Powered by NewsLook.com

Search ScienceDaily

Number of stories in archives: 140,361

Find with keyword(s):
 
Enter a keyword or phrase to search ScienceDaily for related topics and research stories.

Save/Print:
Share:  

Breaking News:

Strange & Offbeat Stories

 

Health & Medicine

Mind & Brain

Living & Well

In Other News

... from NewsDaily.com

Science News

Health News

Environment News

Technology News



Save/Print:
Share:  

Free Subscriptions


Get the latest science news with ScienceDaily's free email newsletters, updated daily and weekly. Or view hourly updated newsfeeds in your RSS reader:

Get Social & Mobile


Keep up to date with the latest news from ScienceDaily via social networks and mobile apps:

Have Feedback?


Tell us what you think of ScienceDaily -- we welcome both positive and negative comments.

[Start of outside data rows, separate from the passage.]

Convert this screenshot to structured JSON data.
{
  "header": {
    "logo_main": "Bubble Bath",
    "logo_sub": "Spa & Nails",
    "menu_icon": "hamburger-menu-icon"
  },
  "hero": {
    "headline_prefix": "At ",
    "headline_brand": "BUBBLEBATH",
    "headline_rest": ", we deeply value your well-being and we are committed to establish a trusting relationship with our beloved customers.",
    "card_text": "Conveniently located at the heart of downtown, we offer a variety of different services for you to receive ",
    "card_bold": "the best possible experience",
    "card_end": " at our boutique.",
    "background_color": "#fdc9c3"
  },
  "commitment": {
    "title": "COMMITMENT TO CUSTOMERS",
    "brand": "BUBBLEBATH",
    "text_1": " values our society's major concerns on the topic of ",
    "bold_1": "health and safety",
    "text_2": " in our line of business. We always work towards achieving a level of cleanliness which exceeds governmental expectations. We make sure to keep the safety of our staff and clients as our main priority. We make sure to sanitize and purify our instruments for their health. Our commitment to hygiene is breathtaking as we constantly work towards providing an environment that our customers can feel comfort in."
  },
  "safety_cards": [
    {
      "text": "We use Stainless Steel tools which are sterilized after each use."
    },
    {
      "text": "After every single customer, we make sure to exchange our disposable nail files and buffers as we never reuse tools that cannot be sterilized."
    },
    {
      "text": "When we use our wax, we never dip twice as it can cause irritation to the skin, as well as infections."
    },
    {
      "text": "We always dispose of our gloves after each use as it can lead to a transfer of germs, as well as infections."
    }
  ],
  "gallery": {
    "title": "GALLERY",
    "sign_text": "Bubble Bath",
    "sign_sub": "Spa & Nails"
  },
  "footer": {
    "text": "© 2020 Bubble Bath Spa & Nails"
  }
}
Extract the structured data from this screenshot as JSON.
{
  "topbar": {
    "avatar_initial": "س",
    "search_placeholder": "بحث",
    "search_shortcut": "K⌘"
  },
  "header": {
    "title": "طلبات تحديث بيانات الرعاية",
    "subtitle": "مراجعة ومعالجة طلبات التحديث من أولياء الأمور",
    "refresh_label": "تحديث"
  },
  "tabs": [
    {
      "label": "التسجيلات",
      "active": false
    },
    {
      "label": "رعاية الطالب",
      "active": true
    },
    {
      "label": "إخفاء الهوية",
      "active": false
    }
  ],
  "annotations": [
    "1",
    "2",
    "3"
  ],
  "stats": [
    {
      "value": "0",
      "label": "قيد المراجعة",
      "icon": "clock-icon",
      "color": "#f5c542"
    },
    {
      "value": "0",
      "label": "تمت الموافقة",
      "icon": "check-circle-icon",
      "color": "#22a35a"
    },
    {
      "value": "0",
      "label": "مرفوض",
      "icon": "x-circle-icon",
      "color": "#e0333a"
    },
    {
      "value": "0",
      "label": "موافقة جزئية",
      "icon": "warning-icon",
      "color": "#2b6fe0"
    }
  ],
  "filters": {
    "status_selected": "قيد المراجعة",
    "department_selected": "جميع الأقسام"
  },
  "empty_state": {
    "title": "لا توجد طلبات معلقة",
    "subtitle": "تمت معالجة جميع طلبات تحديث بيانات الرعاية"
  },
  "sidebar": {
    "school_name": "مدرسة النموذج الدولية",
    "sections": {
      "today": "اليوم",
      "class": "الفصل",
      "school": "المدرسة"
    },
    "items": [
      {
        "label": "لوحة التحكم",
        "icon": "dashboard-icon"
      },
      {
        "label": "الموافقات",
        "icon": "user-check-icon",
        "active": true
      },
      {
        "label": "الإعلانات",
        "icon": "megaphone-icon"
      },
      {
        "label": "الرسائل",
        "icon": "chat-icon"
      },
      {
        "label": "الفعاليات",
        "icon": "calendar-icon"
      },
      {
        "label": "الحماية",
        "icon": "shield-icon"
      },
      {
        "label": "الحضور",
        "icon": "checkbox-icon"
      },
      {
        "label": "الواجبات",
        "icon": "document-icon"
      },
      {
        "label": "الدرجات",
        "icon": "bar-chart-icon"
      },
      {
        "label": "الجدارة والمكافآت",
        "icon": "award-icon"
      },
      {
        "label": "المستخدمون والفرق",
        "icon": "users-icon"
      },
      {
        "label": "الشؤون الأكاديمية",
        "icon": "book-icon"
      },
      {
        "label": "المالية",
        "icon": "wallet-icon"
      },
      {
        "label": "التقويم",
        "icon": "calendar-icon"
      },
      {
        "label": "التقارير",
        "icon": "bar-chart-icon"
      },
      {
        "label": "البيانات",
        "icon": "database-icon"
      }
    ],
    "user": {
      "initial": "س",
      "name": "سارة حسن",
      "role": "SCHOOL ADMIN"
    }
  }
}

Have any problems using the site? Questions?
Mobile iPhone Android Web
Follow Facebook Twitter Google+
Subscribe RSS Feeds Email Newsletters
Latest Headlines Health & Medicine Mind & Brain Space & Time Matter & Energy Computers & Math Plants & Animals Earth & Climate Fossils & Ruins